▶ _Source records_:
================

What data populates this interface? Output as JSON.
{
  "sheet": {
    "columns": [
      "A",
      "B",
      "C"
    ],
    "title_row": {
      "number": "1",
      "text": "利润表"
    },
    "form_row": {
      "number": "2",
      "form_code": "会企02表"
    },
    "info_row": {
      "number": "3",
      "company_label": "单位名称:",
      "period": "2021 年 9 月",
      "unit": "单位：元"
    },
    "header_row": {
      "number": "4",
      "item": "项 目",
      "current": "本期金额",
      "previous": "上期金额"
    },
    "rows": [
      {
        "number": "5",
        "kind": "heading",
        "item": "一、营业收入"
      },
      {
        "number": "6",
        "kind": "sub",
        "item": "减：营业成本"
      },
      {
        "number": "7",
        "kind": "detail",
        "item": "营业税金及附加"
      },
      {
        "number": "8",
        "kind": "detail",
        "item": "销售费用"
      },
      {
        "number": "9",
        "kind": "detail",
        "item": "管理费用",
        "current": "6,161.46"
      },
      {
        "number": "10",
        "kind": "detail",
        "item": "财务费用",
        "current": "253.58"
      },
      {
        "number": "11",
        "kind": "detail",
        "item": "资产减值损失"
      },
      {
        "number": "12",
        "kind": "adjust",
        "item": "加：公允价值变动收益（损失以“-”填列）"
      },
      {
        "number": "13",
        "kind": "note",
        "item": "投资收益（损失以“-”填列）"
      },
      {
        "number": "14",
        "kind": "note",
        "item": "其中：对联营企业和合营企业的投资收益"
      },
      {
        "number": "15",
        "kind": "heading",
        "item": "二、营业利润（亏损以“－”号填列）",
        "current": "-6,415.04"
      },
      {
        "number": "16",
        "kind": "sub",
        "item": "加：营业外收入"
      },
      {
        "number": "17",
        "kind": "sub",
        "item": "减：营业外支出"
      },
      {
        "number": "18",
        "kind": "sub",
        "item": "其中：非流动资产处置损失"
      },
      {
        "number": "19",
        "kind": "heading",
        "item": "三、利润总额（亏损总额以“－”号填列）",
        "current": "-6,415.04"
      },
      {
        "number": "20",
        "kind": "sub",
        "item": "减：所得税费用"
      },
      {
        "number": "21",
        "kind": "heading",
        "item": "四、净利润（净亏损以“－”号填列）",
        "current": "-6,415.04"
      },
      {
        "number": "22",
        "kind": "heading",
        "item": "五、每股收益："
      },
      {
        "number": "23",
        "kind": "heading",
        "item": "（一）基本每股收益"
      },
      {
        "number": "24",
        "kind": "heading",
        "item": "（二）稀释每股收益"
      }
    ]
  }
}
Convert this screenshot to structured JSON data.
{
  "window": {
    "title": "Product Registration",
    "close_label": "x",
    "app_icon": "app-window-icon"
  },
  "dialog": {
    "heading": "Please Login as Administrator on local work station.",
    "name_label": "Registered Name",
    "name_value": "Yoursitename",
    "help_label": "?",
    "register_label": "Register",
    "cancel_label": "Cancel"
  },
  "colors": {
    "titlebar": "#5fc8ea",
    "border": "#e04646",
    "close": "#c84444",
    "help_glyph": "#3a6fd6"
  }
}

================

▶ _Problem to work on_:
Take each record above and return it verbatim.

▶ _Response_:
What data populates this interface? Output as JSON.
{
  "sheet": {
    "columns": [
      "A",
      "B",
      "C"
    ],
    "title_row": {
      "number": "1",
      "text": "利润表"
    },
    "form_row": {
      "number": "2",
      "form_code": "会企02表"
    },
    "info_row": {
      "number": "3",
      "company_label": "单位名称:",
      "period": "2021 年 9 月",
      "unit": "单位：元"
    },
    "header_row": {
      "number": "4",
      "item": "项 目",
      "current": "本期金额",
      "previous": "上期金额"
    },
    "rows": [
      {
        "number": "5",
        "kind": "heading",
        "item": "一、营业收入"
      },
      {
        "number": "6",
        "kind": "sub",
        "item": "减：营业成本"
      },
      {
        "number": "7",
        "kind": "detail",
        "item": "营业税金及附加"
      },
      {
        "number": "8",
        "kind": "detail",
        "item": "销售费用"
      },
      {
        "number": "9",
        "kind": "detail",
        "item": "管理费用",
        "current": "6,161.46"
      },
      {
        "number": "10",
        "kind": "detail",
        "item": "财务费用",
        "current": "253.58"
      },
      {
        "number": "11",
        "kind": "detail",
        "item": "资产减值损失"
      },
      {
        "number": "12",
        "kind": "adjust",
        "item": "加：公允价值变动收益（损失以“-”填列）"
      },
      {
        "number": "13",
        "kind": "note",
        "item": "投资收益（损失以“-”填列）"
      },
      {
        "number": "14",
        "kind": "note",
        "item": "其中：对联营企业和合营企业的投资收益"
      },
      {
        "number": "15",
        "kind": "heading",
        "item": "二、营业利润（亏损以“－”号填列）",
        "current": "-6,415.04"
      },
      {
        "number": "16",
        "kind": "sub",
        "item": "加：营业外收入"
      },
      {
        "number": "17",
        "kind": "sub",
        "item": "减：营业外支出"
      },
      {
        "number": "18",
        "kind": "sub",
        "item": "其中：非流动资产处置损失"
      },
      {
        "number": "19",
        "kind": "heading",
        "item": "三、利润总额（亏损总额以“－”号填列）",
        "current": "-6,415.04"
      },
      {
        "number": "20",
        "kind": "sub",
        "item": "减：所得税费用"
      },
      {
        "number": "21",
        "kind": "heading",
        "item": "四、净利润（净亏损以“－”号填列）",
        "current": "-6,415.04"
      },
      {
        "number": "22",
        "kind": "heading",
        "item": "五、每股收益："
      },
      {
        "number": "23",
        "kind": "heading",
        "item": "（一）基本每股收益"
      },
      {
        "number": "24",
        "kind": "heading",
        "item": "（二）稀释每股收益"
      }
    ]
  }
}
Convert this screenshot to structured JSON data.
{
  "window": {
    "title": "Product Registration",
    "close_label": "x",
    "app_icon": "app-window-icon"
  },
  "dialog": {
    "heading": "Please Login as Administrator on local work station.",
    "name_label": "Registered Name",
    "name_value": "Yoursitename",
    "help_label": "?",
    "register_label": "Register",
    "cancel_label": "Cancel"
  },
  "colors": {
    "titlebar": "#5fc8ea",
    "border": "#e04646",
    "close": "#c84444",
    "help_glyph": "#3a6fd6"
  }
}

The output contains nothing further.